What can I do?

You can never start renewal renegotiations too soon. Leave it to the last minute and you’ll find a desperate person is in a poor bargaining position.

Your lease or the retail lease legislation may give you some options. Some legislation will require that the landlord gives you a preference to a new lease over a new tenant.

You must follow the procedures and timeframes carefully or you will lose rights given to you by your lease and retail lease legislation. Be aware that the landlord may also be required to follow specific procedures and timeframes under the relevant legislation.

If your lease contains an option to renew for a further term, you must follow the procedures and timeframes in the option clause very carefully or you will lose your option. If you have not complied with your lease obligations you may not be able to renew it. Check the wording of your option clause carefully. If you have any doubts, check with your solicitor.

Some tips for renegotiating a lease

Commit to developing a good working relationship with your landlord during the life of your lease. This can often be the key to securing a further lease with the landlord on favourable terms and conditions. Any reasonable landlord will be more willing to keep on a good tenant that pays the rent and other amounts due on time and is reasonable to deal with. This does not mean that you can’t make complaints to the landlord when things go wrong or when the landlord fails to do something that it is required to do under the lease.

Market knowledge is power. Remember to continue to undertake your market research during the life of

your lease. The more you know about the market, the more you are able to gauge the amount of bargaining power you have. See the table at page 7 for tips on undertaking market research.

When you have completed your market research, approach the landlord and express your interest in taking up a new lease. Both parties will want to agree the commercial details (such as term and rent) first.

If the landlord is willing to grant you a new lease, remember that it is just that – a new lease. You do not need to agree on the same terms and conditions that applied to the previous lease. This is your chance to fix any issues in the documents that you became aware of during the course of the original lease term.

A suggested approach to renegotiation is as follows:

  • start with the commercial terms or ‘core lease details’ for your renegotiations – see the table at page 10 for tips on what these are
  • after the ‘core lease details’ are agreed, then move on to the other lease terms and conditions – see the table on page 13 for more details on these.

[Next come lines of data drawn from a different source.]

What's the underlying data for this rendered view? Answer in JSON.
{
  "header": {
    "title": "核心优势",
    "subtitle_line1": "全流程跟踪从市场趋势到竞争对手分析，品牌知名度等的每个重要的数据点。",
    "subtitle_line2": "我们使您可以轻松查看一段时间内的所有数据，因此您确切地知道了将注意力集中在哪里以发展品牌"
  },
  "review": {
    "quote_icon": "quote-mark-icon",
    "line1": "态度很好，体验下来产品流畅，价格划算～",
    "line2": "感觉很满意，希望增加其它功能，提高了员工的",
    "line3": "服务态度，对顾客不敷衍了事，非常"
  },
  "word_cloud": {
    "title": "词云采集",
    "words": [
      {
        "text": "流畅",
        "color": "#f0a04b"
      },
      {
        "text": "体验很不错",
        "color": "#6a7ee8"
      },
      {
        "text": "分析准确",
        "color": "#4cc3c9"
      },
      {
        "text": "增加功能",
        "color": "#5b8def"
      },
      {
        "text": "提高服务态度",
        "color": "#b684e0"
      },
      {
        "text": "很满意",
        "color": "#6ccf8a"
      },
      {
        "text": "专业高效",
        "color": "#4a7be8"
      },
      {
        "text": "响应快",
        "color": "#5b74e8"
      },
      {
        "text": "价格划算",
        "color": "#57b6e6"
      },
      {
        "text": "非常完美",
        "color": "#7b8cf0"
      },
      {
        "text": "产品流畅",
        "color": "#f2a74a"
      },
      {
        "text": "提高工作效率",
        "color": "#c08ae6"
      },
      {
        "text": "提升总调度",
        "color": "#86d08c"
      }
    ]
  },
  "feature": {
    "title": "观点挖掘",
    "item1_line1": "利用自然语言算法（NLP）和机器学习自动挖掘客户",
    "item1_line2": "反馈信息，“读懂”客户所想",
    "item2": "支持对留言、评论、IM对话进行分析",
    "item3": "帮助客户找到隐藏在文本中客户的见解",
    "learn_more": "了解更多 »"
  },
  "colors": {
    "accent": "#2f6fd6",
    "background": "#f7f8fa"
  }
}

A good approach might be to start with your current terms and conditions in the current lease and then consider the things that you might like to change based on your experience with the document over the previous term. What did or didn’t work for you? Has your business changed and does this require a change to the document?
  • What are the current terms being negotiated for other shops in the area where you want to be located?


You have no automatic right of renewal unless your lease or legislation gives it to you.